#### [EXERCISE REQUIREMENTS]
Copy out all of the records, exactly as they appear.

══════

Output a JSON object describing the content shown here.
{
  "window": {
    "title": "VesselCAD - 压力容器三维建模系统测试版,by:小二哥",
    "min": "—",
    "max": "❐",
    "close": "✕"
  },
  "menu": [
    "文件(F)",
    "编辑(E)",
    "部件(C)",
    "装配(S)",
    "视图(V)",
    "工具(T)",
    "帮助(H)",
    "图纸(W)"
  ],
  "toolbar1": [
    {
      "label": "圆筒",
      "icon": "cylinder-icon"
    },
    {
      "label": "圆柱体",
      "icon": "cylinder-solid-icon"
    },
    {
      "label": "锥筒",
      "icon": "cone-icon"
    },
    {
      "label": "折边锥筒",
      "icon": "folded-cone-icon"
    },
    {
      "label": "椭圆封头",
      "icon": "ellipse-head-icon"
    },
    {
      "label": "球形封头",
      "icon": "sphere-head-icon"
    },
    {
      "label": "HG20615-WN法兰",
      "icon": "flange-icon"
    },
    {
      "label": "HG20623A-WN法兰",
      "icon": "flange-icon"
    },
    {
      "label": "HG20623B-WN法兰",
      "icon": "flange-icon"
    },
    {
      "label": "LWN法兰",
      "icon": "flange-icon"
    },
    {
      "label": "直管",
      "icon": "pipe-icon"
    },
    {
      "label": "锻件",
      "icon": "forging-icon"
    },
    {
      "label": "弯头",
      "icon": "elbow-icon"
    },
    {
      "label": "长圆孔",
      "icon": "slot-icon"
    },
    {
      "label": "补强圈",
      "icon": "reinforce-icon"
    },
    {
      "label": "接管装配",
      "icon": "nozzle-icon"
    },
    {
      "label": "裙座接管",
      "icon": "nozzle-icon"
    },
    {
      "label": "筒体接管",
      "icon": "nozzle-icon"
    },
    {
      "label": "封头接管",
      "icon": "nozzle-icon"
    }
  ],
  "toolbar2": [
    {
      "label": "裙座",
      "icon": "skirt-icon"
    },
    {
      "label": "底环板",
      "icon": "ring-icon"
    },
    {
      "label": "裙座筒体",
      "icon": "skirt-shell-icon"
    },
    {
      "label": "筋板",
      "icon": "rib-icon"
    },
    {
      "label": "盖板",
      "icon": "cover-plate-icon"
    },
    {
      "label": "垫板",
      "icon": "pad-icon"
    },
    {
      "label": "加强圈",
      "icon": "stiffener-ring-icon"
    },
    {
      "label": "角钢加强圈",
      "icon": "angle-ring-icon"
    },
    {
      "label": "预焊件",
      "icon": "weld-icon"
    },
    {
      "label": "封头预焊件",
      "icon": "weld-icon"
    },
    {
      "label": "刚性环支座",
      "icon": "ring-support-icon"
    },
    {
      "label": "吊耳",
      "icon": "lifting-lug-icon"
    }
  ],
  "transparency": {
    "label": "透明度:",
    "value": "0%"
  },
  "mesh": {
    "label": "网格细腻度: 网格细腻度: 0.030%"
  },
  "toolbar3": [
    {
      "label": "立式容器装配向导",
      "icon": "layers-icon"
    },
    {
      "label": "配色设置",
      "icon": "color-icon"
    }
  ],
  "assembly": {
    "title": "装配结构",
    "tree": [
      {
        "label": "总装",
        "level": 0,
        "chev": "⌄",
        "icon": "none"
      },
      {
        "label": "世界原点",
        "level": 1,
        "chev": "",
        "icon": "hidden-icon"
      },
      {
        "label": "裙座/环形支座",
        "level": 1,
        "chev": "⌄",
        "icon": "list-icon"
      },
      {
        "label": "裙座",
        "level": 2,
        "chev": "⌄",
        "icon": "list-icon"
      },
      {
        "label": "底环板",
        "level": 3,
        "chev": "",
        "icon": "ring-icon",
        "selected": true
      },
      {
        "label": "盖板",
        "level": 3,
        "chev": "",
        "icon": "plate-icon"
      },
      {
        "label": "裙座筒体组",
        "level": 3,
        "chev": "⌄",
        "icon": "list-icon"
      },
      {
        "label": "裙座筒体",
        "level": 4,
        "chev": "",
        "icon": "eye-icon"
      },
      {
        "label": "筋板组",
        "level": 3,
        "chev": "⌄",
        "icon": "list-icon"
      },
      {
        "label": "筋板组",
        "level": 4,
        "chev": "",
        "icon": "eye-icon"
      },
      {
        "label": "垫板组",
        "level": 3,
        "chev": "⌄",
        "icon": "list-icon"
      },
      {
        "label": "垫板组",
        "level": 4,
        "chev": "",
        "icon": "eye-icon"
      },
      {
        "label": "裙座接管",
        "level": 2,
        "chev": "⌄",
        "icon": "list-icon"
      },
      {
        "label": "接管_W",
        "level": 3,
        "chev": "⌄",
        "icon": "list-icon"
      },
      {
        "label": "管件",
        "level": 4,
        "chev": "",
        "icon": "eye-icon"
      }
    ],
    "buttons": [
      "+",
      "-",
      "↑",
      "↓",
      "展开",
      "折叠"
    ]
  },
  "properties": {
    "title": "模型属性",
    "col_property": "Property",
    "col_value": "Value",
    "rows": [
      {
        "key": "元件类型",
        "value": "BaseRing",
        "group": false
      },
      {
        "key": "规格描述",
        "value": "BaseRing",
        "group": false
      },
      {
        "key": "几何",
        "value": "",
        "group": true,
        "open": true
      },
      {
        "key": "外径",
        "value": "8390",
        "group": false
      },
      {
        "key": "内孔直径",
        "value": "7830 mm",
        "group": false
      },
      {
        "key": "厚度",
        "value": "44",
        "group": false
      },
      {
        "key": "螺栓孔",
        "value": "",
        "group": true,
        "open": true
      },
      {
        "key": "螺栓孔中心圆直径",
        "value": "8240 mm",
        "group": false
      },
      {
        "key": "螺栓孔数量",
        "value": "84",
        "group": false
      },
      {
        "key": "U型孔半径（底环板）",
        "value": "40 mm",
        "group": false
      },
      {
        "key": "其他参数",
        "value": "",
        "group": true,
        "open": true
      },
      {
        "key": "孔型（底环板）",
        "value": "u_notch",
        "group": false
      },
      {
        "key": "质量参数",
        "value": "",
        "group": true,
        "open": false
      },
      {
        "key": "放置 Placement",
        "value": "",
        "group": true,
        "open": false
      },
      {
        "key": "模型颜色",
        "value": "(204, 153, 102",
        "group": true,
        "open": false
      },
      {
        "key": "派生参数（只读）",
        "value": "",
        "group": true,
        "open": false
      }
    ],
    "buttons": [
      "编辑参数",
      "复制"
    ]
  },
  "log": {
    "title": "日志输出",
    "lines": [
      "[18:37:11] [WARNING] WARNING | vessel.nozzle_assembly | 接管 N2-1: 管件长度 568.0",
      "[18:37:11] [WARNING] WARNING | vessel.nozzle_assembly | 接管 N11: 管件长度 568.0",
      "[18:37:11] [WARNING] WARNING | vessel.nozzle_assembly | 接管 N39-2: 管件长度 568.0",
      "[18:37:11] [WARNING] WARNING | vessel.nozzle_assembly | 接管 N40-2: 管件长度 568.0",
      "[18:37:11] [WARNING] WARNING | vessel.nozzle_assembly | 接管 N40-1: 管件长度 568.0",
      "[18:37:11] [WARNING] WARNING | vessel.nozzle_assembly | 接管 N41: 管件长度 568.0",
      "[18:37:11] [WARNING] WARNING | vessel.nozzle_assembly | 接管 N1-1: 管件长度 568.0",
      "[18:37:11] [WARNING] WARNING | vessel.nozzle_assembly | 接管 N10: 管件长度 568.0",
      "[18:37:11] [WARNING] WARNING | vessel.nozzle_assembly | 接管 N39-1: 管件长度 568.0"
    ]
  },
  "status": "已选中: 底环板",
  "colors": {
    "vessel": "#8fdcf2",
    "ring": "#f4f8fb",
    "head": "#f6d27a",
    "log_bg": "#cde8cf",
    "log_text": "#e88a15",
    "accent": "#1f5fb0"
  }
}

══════

#### [SOLUTION TO THIS PROBLEM]
Output a JSON object describing the content shown here.
{
  "window": {
    "title": "VesselCAD - 压力容器三维建模系统测试版,by:小二哥",
    "min": "—",
    "max": "❐",
    "close": "✕"
  },
  "menu": [
    "文件(F)",
    "编辑(E)",
    "部件(C)",
    "装配(S)",
    "视图(V)",
    "工具(T)",
    "帮助(H)",
    "图纸(W)"
  ],
  "toolbar1": [
    {
      "label": "圆筒",
      "icon": "cylinder-icon"
    },
    {
      "label": "圆柱体",
      "icon": "cylinder-solid-icon"
    },
    {
      "label": "锥筒",
      "icon": "cone-icon"
    },
    {
      "label": "折边锥筒",
      "icon": "folded-cone-icon"
    },
    {
      "label": "椭圆封头",
      "icon": "ellipse-head-icon"
    },
    {
      "label": "球形封头",
      "icon": "sphere-head-icon"
    },
    {
      "label": "HG20615-WN法兰",
      "icon": "flange-icon"
    },
    {
      "label": "HG20623A-WN法兰",
      "icon": "flange-icon"
    },
    {
      "label": "HG20623B-WN法兰",
      "icon": "flange-icon"
    },
    {
      "label": "LWN法兰",
      "icon": "flange-icon"
    },
    {
      "label": "直管",
      "icon": "pipe-icon"
    },
    {
      "label": "锻件",
      "icon": "forging-icon"
    },
    {
      "label": "弯头",
      "icon": "elbow-icon"
    },
    {
      "label": "长圆孔",
      "icon": "slot-icon"
    },
    {
      "label": "补强圈",
      "icon": "reinforce-icon"
    },
    {
      "label": "接管装配",
      "icon": "nozzle-icon"
    },
    {
      "label": "裙座接管",
      "icon": "nozzle-icon"
    },
    {
      "label": "筒体接管",
      "icon": "nozzle-icon"
    },
    {
      "label": "封头接管",
      "icon": "nozzle-icon"
    }
  ],
  "toolbar2": [
    {
      "label": "裙座",
      "icon": "skirt-icon"
    },
    {
      "label": "底环板",
      "icon": "ring-icon"
    },
    {
      "label": "裙座筒体",
      "icon": "skirt-shell-icon"
    },
    {
      "label": "筋板",
      "icon": "rib-icon"
    },
    {
      "label": "盖板",
      "icon": "cover-plate-icon"
    },
    {
      "label": "垫板",
      "icon": "pad-icon"
    },
    {
      "label": "加强圈",
      "icon": "stiffener-ring-icon"
    },
    {
      "label": "角钢加强圈",
      "icon": "angle-ring-icon"
    },
    {
      "label": "预焊件",
      "icon": "weld-icon"
    },
    {
      "label": "封头预焊件",
      "icon": "weld-icon"
    },
    {
      "label": "刚性环支座",
      "icon": "ring-support-icon"
    },
    {
      "label": "吊耳",
      "icon": "lifting-lug-icon"
    }
  ],
  "transparency": {
    "label": "透明度:",
    "value": "0%"
  },
  "mesh": {
    "label": "网格细腻度: 网格细腻度: 0.030%"
  },
  "toolbar3": [
    {
      "label": "立式容器装配向导",
      "icon": "layers-icon"
    },
    {
      "label": "配色设置",
      "icon": "color-icon"
    }
  ],
  "assembly": {
    "title": "装配结构",
    "tree": [
      {
        "label": "总装",
        "level": 0,
        "chev": "⌄",
        "icon": "none"
      },
      {
        "label": "世界原点",
        "level": 1,
        "chev": "",
        "icon": "hidden-icon"
      },
      {
        "label": "裙座/环形支座",
        "level": 1,
        "chev": "⌄",
        "icon": "list-icon"
      },
      {
        "label": "裙座",
        "level": 2,
        "chev": "⌄",
        "icon": "list-icon"
      },
      {
        "label": "底环板",
        "level": 3,
        "chev": "",
        "icon": "ring-icon",
        "selected": true
      },
      {
        "label": "盖板",
        "level": 3,
        "chev": "",
        "icon": "plate-icon"
      },
      {
        "label": "裙座筒体组",
        "level": 3,
        "chev": "⌄",
        "icon": "list-icon"
      },
      {
        "label": "裙座筒体",
        "level": 4,
        "chev": "",
        "icon": "eye-icon"
      },
      {
        "label": "筋板组",
        "level": 3,
        "chev": "⌄",
        "icon": "list-icon"
      },
      {
        "label": "筋板组",
        "level": 4,
        "chev": "",
        "icon": "eye-icon"
      },
      {
        "label": "垫板组",
        "level": 3,
        "chev": "⌄",
        "icon": "list-icon"
      },
      {
        "label": "垫板组",
        "level": 4,
        "chev": "",
        "icon": "eye-icon"
      },
      {
        "label": "裙座接管",
        "level": 2,
        "chev": "⌄",
        "icon": "list-icon"
      },
      {
        "label": "接管_W",
        "level": 3,
        "chev": "⌄",
        "icon": "list-icon"
      },
      {
        "label": "管件",
        "level": 4,
        "chev": "",
        "icon": "eye-icon"
      }
    ],
    "buttons": [
      "+",
      "-",
      "↑",
      "↓",
      "展开",
      "折叠"
    ]
  },
  "properties": {
    "title": "模型属性",
    "col_property": "Property",
    "col_value": "Value",
    "rows": [
      {
        "key": "元件类型",
        "value": "BaseRing",
        "group": false
      },
      {
        "key": "规格描述",
        "value": "BaseRing",
        "group": false
      },
      {
        "key": "几何",
        "value": "",
        "group": true,
        "open": true
      },
      {
        "key": "外径",
        "value": "8390",
        "group": false
      },
      {
        "key": "内孔直径",
        "value": "7830 mm",
        "group": false
      },
      {
        "key": "厚度",
        "value": "44",
        "group": false
      },
      {
        "key": "螺栓孔",
        "value": "",
        "group": true,
        "open": true
      },
      {
        "key": "螺栓孔中心圆直径",
        "value": "8240 mm",
        "group": false
      },
      {
        "key": "螺栓孔数量",
        "value": "84",
        "group": false
      },
      {
        "key": "U型孔半径（底环板）",
        "value": "40 mm",
        "group": false
      },
      {
        "key": "其他参数",
        "value": "",
        "group": true,
        "open": true
      },
      {
        "key": "孔型（底环板）",
        "value": "u_notch",
        "group": false
      },
      {
        "key": "质量参数",
        "value": "",
        "group": true,
        "open": false
      },
      {
        "key": "放置 Placement",
        "value": "",
        "group": true,
        "open": false
      },
      {
        "key": "模型颜色",
        "value": "(204, 153, 102",
        "group": true,
        "open": false
      },
      {
        "key": "派生参数（只读）",
        "value": "",
        "group": true,
        "open": false
      }
    ],
    "buttons": [
      "编辑参数",
      "复制"
    ]
  },
  "log": {
    "title": "日志输出",
    "lines": [
      "[18:37:11] [WARNING] WARNING | vessel.nozzle_assembly | 接管 N2-1: 管件长度 568.0",
      "[18:37:11] [WARNING] WARNING | vessel.nozzle_assembly | 接管 N11: 管件长度 568.0",
      "[18:37:11] [WARNING] WARNING | vessel.nozzle_assembly | 接管 N39-2: 管件长度 568.0",
      "[18:37:11] [WARNING] WARNING | vessel.nozzle_assembly | 接管 N40-2: 管件长度 568.0",
      "[18:37:11] [WARNING] WARNING | vessel.nozzle_assembly | 接管 N40-1: 管件长度 568.0",
      "[18:37:11] [WARNING] WARNING | vessel.nozzle_assembly | 接管 N41: 管件长度 568.0",
      "[18:37:11] [WARNING] WARNING | vessel.nozzle_assembly | 接管 N1-1: 管件长度 568.0",
      "[18:37:11] [WARNING] WARNING | vessel.nozzle_assembly | 接管 N10: 管件长度 568.0",
      "[18:37:11] [WARNING] WARNING | vessel.nozzle_assembly | 接管 N39-1: 管件长度 568.0"
    ]
  },
  "status": "已选中: 底环板",
  "colors": {
    "vessel": "#8fdcf2",
    "ring": "#f4f8fb",
    "head": "#f6d27a",
    "log_bg": "#cde8cf",
    "log_text": "#e88a15",
    "accent": "#1f5fb0"
  }
}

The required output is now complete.